## EXERCISE
Report every line in the listing below where the string "desc" shows up.
Content starts
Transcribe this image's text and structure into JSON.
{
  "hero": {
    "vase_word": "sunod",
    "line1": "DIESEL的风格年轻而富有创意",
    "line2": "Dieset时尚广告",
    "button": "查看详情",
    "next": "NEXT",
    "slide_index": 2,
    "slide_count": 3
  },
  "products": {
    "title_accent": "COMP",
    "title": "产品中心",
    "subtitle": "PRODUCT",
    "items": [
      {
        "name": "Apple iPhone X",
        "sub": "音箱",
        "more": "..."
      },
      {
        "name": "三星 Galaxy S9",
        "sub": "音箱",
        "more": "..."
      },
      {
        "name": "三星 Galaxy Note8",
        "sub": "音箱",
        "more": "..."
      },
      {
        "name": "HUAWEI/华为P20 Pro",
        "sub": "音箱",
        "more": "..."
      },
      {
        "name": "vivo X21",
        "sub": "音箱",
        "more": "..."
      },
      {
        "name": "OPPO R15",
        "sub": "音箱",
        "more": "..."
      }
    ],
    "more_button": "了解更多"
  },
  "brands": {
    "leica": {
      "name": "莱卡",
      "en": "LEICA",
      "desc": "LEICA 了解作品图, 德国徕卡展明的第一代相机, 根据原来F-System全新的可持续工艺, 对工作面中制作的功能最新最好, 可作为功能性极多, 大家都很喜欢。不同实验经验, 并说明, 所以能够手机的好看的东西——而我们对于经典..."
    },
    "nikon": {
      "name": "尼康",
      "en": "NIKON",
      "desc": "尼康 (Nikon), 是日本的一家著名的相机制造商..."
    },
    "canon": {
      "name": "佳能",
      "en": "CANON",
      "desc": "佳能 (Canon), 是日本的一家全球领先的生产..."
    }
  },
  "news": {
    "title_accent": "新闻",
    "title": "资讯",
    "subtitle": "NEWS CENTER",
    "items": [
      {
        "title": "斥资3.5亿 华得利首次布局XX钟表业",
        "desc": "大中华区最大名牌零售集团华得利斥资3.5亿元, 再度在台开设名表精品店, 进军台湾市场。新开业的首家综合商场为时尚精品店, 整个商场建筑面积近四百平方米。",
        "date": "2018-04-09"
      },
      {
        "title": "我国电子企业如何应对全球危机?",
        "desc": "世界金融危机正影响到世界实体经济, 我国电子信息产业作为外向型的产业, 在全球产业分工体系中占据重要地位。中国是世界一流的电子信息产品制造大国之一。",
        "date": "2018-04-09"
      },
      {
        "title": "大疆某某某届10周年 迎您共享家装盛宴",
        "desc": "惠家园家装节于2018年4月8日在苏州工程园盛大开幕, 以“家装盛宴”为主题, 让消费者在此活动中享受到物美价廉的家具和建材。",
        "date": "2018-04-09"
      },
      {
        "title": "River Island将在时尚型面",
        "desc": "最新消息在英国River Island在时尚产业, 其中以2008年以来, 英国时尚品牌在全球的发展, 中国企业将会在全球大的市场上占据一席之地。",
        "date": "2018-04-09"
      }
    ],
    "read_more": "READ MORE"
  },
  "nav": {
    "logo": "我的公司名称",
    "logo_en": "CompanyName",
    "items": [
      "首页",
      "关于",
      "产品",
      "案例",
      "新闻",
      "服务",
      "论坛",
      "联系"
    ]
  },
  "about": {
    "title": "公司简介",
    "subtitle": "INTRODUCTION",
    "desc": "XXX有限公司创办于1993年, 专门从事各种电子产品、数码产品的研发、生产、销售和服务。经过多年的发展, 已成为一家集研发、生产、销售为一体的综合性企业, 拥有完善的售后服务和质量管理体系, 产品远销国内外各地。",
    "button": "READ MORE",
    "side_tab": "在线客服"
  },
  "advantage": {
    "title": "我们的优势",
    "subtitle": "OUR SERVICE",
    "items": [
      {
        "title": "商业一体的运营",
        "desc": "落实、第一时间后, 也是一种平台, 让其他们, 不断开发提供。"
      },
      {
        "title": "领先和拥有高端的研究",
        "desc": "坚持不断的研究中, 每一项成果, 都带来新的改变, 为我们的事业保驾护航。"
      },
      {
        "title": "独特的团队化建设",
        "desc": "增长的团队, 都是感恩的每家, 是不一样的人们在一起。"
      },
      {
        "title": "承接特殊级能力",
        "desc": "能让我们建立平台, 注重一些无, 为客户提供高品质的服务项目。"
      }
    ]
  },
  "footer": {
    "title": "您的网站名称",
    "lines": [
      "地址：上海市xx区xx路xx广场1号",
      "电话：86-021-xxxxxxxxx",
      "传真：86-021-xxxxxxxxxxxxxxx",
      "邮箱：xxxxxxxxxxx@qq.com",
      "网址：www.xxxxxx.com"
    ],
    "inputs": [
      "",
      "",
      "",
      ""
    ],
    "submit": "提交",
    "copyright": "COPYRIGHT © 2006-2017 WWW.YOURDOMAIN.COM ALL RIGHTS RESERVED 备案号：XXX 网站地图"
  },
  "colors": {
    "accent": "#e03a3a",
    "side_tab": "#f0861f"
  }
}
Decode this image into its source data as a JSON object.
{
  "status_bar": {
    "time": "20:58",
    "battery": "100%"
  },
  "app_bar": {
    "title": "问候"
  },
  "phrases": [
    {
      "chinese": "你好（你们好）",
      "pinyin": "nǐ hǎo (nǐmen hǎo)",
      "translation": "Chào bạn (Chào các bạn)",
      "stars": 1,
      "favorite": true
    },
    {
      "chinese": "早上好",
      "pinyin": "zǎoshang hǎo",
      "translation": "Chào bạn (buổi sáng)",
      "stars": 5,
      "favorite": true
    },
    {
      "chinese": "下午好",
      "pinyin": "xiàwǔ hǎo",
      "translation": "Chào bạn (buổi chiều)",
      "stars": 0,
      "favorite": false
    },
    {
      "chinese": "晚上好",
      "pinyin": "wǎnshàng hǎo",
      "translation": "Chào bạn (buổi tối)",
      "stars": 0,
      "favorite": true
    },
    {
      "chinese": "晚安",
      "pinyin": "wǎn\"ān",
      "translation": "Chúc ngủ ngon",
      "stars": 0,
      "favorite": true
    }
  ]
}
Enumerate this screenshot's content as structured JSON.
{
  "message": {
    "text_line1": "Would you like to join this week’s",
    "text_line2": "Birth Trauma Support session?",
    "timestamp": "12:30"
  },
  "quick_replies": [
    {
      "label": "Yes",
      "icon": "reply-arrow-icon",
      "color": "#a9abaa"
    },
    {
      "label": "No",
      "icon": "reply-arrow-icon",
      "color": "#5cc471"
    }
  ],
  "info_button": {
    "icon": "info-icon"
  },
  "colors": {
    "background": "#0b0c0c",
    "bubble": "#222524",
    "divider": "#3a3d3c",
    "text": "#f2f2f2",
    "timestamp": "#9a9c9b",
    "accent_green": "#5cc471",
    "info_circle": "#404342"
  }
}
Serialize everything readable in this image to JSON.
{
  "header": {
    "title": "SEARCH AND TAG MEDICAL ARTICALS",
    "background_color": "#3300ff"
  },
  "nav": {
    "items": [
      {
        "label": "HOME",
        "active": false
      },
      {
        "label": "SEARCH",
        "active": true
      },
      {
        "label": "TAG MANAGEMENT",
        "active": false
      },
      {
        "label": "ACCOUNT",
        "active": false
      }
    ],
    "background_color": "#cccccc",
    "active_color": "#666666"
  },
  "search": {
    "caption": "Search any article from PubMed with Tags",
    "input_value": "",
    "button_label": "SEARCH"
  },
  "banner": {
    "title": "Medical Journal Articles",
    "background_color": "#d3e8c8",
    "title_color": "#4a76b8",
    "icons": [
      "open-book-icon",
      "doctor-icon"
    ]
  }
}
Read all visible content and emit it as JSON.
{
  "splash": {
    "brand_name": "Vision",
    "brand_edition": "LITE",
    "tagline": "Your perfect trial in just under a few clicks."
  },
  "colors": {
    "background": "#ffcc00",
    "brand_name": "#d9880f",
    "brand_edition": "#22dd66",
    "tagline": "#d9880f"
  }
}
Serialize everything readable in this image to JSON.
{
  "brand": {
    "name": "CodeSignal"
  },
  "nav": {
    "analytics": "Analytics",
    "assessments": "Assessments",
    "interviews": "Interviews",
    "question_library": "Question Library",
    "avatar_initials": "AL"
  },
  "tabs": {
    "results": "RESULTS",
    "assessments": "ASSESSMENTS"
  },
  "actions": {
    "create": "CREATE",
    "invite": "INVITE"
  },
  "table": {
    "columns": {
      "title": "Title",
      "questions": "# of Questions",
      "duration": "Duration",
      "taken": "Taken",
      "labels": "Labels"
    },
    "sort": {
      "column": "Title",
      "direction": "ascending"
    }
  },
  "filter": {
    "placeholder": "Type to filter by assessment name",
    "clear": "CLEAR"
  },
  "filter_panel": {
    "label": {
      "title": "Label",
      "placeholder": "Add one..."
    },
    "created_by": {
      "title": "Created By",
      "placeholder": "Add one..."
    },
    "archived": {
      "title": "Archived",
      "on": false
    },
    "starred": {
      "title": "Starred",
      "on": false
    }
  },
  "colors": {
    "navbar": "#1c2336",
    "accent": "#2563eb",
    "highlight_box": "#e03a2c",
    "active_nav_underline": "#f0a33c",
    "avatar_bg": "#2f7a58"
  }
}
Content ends
## ANSWER
      "desc": "LEICA 了解作品图, 德国徕卡展明的第一代相机, 根据原来F-System全新的可持续工艺, 对工作面中制作的功能最新最好, 可作为功能性极多, 大家都很喜欢。不同实验经验, 并说明, 所以能够手机的好看的东西——而我们对于经典..."
      "desc": "尼康 (Nikon), 是日本的一家著名的相机制造商..."
      "desc": "佳能 (Canon), 是日本的一家全球领先的生产..."
        "desc": "大中华区最大名牌零售集团华得利斥资3.5亿元, 再度在台开设名表精品店, 进军台湾市场。新开业的首家综合商场为时尚精品店, 整个商场建筑面积近四百平方米。",
        "desc": "世界金融危机正影响到世界实体经济, 我国电子信息产业作为外向型的产业, 在全球产业分工体系中占据重要地位。中国是世界一流的电子信息产品制造大国之一。",
        "desc": "惠家园家装节于2018年4月8日在苏州工程园盛大开幕, 以“家装盛宴”为主题, 让消费者在此活动中享受到物美价廉的家具和建材。",
        "desc": "最新消息在英国River Island在时尚产业, 其中以2008年以来, 英国时尚品牌在全球的发展, 中国企业将会在全球大的市场上占据一席之地。",
    "desc": "XXX有限公司创办于1993年, 专门从事各种电子产品、数码产品的研发、生产、销售和服务。经过多年的发展, 已成为一家集研发、生产、销售为一体的综合性企业, 拥有完善的售后服务和质量管理体系, 产品远销国内外各地。",
        "desc": "落实、第一时间后, 也是一种平台, 让其他们, 不断开发提供。"
        "desc": "坚持不断的研究中, 每一项成果, 都带来新的改变, 为我们的事业保驾护航。"
        "desc": "增长的团队, 都是感恩的每家, 是不一样的人们在一起。"
        "desc": "能让我们建立平台, 注重一些无, 为客户提供高品质的服务项目。"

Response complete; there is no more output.